(Recorded data)
========================================

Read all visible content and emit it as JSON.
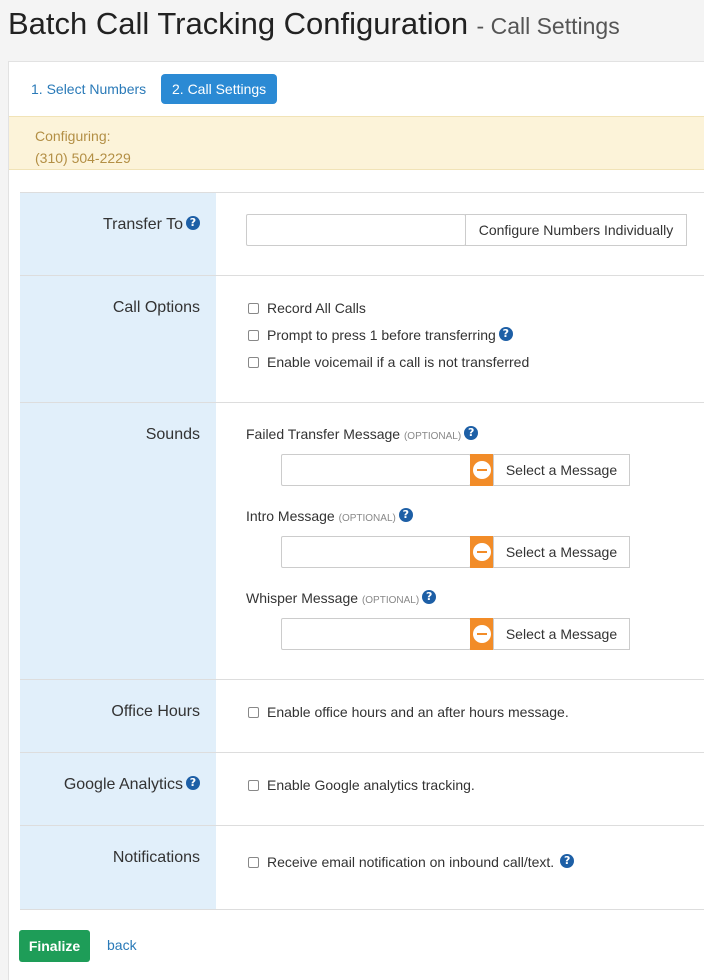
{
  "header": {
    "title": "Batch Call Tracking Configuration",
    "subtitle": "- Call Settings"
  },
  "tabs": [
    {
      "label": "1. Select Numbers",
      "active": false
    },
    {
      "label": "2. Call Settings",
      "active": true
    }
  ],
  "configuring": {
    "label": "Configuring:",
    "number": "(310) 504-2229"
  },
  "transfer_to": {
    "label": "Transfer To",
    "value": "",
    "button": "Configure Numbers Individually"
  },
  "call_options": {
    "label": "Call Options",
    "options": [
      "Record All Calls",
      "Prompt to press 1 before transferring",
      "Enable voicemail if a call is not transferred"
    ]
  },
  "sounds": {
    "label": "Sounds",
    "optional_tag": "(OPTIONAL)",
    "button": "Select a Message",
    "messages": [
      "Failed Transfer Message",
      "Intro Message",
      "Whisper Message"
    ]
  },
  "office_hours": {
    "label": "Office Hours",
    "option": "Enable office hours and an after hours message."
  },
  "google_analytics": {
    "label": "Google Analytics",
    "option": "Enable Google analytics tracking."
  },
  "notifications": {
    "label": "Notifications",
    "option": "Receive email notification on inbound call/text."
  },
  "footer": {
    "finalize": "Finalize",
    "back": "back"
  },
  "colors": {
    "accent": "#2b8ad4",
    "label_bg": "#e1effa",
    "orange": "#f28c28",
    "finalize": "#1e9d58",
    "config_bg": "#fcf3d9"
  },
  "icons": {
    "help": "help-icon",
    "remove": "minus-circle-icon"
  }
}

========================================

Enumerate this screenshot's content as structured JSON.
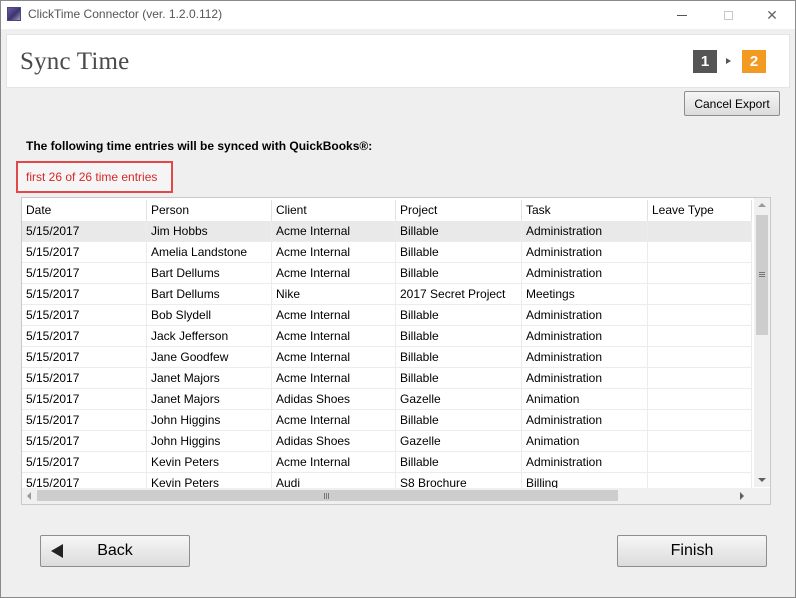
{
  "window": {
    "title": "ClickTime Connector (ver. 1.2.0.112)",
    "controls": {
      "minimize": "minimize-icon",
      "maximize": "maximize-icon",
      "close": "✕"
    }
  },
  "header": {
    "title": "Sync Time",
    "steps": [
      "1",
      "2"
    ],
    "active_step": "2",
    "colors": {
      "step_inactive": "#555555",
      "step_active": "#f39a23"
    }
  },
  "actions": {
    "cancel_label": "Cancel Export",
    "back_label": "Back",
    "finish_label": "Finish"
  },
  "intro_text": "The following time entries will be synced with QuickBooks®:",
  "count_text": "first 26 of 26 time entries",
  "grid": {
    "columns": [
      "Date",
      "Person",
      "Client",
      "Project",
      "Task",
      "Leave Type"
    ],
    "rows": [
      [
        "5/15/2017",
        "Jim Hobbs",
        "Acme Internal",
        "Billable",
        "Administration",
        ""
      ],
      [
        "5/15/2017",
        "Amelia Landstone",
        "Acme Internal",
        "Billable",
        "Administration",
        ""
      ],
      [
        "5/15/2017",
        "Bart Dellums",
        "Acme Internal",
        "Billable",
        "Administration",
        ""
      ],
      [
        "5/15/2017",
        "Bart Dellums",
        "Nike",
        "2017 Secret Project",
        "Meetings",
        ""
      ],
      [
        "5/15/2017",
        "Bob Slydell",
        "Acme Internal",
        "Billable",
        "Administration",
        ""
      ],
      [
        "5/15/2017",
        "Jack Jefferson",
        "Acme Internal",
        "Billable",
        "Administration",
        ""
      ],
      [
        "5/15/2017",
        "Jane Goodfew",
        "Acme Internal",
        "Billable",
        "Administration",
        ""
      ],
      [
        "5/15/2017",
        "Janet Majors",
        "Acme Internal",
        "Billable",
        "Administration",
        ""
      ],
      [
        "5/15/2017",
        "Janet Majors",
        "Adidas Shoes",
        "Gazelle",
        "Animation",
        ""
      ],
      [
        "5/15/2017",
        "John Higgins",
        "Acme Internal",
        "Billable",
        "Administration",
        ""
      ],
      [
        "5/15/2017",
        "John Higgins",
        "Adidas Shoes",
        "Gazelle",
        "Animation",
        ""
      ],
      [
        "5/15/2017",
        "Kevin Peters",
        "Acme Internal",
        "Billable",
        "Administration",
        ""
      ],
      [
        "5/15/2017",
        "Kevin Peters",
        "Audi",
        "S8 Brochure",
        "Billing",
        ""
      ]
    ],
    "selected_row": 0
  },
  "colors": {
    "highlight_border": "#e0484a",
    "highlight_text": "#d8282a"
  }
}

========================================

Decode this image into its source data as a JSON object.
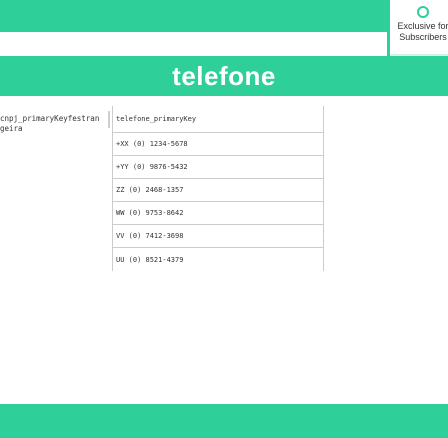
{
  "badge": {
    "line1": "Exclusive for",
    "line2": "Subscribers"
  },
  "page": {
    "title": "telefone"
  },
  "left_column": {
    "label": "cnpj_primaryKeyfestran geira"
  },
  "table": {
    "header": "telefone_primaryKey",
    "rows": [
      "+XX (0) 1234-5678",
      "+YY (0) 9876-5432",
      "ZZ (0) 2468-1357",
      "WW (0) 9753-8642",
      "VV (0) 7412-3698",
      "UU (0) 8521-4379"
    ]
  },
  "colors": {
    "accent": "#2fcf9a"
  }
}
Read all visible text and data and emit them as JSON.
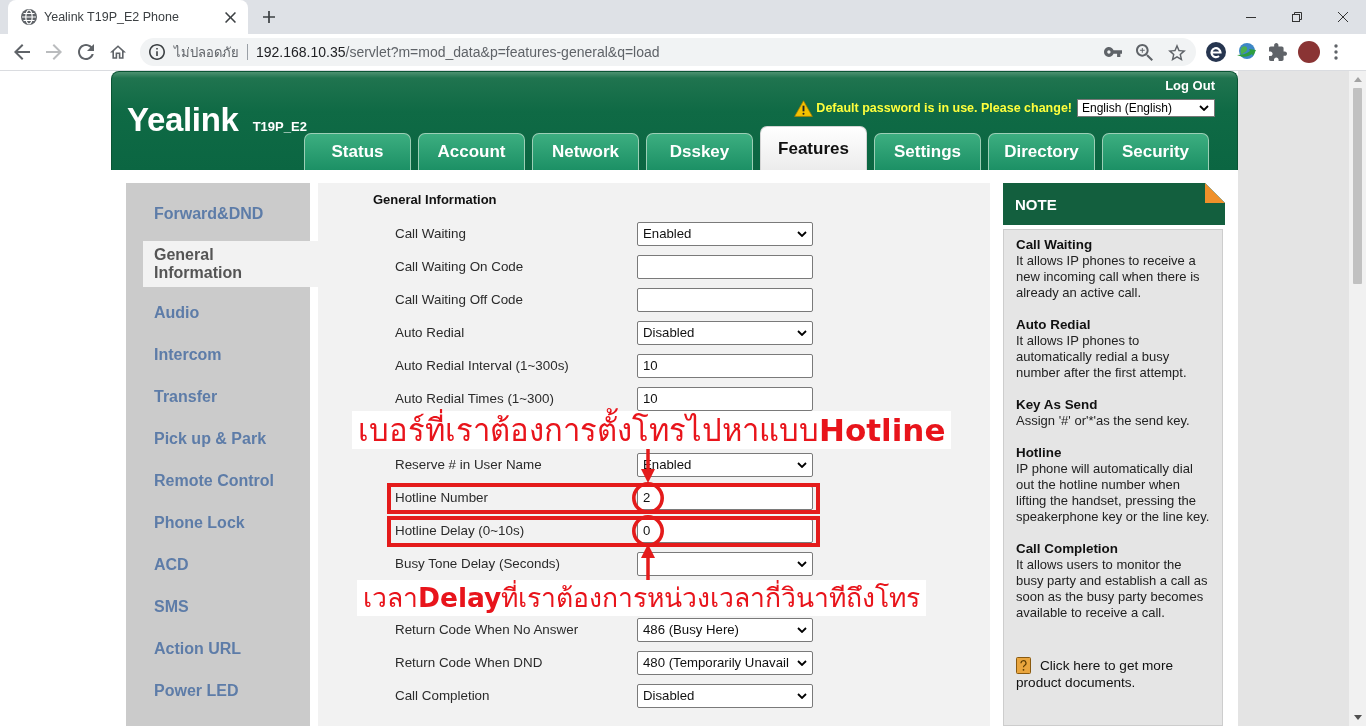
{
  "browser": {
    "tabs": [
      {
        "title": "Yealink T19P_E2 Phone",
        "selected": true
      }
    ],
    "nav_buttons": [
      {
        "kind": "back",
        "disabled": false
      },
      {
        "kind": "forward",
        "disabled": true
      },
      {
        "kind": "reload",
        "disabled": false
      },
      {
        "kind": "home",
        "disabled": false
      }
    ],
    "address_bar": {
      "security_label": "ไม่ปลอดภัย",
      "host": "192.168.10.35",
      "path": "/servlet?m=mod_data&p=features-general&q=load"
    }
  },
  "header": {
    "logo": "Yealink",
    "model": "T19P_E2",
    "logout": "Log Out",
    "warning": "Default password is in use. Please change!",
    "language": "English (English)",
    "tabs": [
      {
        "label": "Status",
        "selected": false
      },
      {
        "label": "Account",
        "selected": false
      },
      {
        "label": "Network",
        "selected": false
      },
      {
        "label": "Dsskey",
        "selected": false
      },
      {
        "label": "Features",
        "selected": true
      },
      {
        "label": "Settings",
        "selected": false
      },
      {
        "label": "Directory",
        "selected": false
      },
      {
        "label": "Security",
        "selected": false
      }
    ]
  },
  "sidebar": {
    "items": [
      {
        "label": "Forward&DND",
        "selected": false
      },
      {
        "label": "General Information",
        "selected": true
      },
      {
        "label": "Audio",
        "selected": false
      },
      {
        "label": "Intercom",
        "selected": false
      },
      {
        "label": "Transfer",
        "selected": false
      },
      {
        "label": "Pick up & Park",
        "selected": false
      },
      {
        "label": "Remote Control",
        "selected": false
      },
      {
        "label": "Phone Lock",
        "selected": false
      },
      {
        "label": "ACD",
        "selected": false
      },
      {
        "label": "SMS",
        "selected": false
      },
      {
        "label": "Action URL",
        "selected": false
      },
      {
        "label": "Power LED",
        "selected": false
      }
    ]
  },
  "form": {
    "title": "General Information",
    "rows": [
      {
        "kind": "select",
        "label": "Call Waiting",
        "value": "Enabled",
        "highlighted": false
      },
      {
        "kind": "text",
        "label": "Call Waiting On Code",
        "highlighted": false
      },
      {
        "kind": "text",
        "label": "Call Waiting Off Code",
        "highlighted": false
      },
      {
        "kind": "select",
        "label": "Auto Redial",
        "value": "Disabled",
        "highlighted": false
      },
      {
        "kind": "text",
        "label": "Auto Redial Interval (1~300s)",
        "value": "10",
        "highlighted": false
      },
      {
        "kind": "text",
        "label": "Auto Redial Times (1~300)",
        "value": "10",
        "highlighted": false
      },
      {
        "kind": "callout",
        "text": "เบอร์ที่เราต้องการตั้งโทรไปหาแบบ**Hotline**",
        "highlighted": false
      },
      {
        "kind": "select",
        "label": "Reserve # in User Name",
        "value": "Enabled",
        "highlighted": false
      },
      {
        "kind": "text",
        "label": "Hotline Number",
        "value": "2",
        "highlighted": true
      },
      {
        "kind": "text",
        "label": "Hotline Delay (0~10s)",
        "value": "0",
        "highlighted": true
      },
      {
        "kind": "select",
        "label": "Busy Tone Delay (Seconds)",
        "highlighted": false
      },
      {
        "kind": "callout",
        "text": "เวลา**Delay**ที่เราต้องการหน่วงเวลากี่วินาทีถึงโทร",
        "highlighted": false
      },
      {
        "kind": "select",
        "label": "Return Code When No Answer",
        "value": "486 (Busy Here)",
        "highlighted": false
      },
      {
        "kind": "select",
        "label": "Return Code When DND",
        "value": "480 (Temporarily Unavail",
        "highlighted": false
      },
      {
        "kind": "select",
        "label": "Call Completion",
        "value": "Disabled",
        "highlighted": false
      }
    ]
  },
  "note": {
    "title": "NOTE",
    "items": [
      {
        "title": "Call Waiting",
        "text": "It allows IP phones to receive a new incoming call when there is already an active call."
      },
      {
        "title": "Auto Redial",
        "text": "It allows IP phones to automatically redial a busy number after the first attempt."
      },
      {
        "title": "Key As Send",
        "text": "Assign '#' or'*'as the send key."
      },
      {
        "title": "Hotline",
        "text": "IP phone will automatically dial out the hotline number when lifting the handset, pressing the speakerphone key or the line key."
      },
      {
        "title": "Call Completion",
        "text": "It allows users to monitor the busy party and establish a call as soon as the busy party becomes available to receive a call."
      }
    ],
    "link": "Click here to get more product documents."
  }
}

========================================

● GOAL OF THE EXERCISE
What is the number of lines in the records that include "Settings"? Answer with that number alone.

● WRITTEN RESPONSE
3